Falls the number one cause of children’s injuries

Red Cross War Memorial Childrens Hospital. Picture: Dwayne Evans

Falls were the number-one
cause of all injuries seen at
Red Cross War Memorial
Children’s Hospital last year.

According to Professor Sebastian van As, the head of the hospital’s trauma unit, Red Cross treated more than 2 800 children last year for serious falls – 5% more than 2018.

“Children are naturally curious, and, while exploring the world around them, they will fall, though not all falls require treatment. However, many children sustain injuries so serious that it requires treatment or hospitalisation.”

Falls accounted for 60 percent of head injuries at the hospital, he said.

Children aged 5 and younger are at the greatest risk of fall-related injuries.

According to Professor Van As, 64% of the falls happen at home, 17% in the playground and 16% at school.

Children aged 5 to 12 are at greater risk of falling at school or in the playground.
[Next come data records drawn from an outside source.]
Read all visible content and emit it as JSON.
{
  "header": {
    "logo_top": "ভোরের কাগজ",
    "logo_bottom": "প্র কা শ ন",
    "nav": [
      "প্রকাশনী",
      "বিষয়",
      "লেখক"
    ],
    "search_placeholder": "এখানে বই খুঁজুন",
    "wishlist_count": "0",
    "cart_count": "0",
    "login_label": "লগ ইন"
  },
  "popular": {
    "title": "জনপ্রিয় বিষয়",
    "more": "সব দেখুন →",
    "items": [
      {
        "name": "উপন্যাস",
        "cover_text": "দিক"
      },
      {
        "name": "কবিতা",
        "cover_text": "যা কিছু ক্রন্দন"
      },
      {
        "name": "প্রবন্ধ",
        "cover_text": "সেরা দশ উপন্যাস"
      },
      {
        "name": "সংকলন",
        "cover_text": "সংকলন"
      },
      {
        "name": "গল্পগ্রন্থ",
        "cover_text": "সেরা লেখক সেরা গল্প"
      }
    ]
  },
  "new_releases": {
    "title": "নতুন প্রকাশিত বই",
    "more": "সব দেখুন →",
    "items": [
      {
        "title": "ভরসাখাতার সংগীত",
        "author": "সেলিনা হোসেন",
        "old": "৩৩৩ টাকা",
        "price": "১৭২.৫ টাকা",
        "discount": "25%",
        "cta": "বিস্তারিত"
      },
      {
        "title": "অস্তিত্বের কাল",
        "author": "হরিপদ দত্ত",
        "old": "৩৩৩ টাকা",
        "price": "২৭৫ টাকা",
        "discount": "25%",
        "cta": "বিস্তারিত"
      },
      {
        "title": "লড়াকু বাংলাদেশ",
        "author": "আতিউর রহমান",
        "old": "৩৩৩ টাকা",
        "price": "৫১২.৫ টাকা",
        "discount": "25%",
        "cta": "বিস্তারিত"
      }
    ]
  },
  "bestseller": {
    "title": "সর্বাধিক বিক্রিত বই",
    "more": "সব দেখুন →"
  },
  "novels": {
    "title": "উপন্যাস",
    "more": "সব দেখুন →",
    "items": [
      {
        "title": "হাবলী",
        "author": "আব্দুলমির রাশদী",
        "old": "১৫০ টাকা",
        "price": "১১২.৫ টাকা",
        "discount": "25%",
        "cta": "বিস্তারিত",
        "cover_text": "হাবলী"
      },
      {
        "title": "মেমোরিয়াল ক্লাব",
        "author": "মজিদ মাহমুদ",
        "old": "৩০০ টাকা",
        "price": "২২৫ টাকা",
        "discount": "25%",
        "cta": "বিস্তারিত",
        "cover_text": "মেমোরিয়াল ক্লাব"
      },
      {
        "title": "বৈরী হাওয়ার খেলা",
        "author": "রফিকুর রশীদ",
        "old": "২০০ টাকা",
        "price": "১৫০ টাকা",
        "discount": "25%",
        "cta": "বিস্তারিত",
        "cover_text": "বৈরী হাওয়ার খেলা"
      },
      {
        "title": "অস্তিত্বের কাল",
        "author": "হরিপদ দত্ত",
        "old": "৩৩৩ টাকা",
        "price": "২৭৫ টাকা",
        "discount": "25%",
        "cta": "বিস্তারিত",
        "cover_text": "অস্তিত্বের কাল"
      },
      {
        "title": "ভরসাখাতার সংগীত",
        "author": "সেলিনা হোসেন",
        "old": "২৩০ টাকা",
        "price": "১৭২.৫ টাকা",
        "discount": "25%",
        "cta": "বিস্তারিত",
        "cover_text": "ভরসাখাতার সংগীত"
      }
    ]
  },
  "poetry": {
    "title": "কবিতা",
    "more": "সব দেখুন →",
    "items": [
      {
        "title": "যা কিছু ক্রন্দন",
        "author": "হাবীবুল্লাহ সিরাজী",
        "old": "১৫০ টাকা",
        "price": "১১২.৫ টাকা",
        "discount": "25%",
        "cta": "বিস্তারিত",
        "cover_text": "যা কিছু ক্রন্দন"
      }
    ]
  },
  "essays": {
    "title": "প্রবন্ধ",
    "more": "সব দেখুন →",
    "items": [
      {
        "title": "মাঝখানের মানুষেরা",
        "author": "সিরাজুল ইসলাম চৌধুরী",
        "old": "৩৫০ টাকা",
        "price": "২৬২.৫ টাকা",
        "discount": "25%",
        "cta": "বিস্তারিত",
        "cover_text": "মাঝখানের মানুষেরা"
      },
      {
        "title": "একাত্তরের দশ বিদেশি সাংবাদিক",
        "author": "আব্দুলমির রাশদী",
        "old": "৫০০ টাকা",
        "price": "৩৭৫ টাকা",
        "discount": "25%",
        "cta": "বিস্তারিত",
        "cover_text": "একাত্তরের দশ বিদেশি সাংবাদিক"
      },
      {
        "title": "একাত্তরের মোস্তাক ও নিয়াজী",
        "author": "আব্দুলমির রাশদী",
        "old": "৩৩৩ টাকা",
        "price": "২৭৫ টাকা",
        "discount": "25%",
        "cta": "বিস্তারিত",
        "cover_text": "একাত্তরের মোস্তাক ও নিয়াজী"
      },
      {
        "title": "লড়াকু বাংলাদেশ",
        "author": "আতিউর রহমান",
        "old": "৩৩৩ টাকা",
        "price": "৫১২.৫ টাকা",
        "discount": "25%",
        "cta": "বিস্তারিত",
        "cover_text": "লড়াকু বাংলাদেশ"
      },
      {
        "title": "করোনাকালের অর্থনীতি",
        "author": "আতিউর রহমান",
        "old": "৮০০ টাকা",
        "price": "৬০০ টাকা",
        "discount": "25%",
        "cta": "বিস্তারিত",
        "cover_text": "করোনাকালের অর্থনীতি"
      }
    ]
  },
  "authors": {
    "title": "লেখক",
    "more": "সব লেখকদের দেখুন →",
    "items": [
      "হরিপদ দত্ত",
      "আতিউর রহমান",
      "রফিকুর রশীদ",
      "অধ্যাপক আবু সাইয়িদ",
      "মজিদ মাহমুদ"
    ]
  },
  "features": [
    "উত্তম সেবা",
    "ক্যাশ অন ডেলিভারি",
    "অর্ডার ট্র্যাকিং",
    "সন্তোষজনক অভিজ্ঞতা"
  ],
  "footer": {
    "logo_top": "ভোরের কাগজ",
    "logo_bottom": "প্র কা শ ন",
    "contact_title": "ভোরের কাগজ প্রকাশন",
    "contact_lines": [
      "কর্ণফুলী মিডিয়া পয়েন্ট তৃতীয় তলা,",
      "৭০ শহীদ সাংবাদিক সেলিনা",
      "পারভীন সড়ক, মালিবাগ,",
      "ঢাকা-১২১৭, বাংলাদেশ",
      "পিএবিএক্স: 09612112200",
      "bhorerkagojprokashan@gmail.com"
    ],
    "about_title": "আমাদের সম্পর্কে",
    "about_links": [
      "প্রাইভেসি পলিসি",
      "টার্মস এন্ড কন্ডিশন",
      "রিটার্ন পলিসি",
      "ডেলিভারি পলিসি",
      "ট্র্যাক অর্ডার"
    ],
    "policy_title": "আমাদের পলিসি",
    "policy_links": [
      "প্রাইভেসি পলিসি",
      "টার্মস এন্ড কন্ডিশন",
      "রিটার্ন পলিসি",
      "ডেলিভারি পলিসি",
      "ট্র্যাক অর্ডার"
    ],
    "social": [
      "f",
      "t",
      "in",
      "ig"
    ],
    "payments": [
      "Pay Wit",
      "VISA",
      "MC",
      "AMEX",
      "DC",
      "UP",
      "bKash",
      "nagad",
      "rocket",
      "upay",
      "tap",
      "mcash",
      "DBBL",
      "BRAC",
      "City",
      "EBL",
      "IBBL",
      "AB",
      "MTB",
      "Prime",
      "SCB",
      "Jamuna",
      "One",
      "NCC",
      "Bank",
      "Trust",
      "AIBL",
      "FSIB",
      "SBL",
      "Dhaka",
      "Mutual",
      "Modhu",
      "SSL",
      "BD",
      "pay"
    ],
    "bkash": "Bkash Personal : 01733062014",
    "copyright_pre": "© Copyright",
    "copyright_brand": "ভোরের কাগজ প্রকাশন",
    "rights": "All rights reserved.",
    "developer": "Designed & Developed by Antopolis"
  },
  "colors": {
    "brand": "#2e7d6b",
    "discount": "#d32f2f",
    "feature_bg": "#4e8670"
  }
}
Yolande Baker, executive director of ChildSafe, said the world was a magical place filled with new adventures and discoveries for crawling babies. But those new adventures came with hidden perils.

“From a child’s perspective, everything is a potential mountain to climb like a giant bookshelf, or an obstacle to overcome like stairs or mysterious places to investigate anywhere beyond the safety gate.”

ChildSafe is a campaign of the Child Accident Prevention Foundation of Southern Africa and a member of Safe Kids Worldwide. It recommends these safety steps for preventing falls:

Keep children from climbing near windows.

Secure children when seated. Keep babies and young children strapped in when using high chairs, infant carriers, swings and strollers. If your baby is in a carrier, remember to place it on the floor, not on top of a table or other furniture.

Help babies learn to stand and walk safely. Baby walkers do not come with safety features that prevent them from rolling down the stairs, and it’s easy for children to fall or reach higher objects that may be unsafe.

Play on soft surfaces at playgrounds. Take your children to playgrounds with shock-absorbing surfaces such as rubber, synthetic turf, sand, pea gravel, wood chips or mulch. If your child falls, the landing will be more cushioned than on asphalt, concrete, grass or dirt.

Use a shopping trolley for children. If you are placing your child in a shopping trolley seat, use a harness or safety belt. If the belt is missing or broken, select another cart.

Watch out for the stairs. Use approved safety gates at the tops and bottoms of stairs and attach them to the wall, if possible. Actively supervise toddlers on stairs. Hold their hands when walking up and down stairs.

If a fall does occur, do not try to move your child; call emergency services for help at 112 or 10177.

For more information on prevention of falls, call ChildSafe at 021 685 5208 or visit www.childsafe.org.za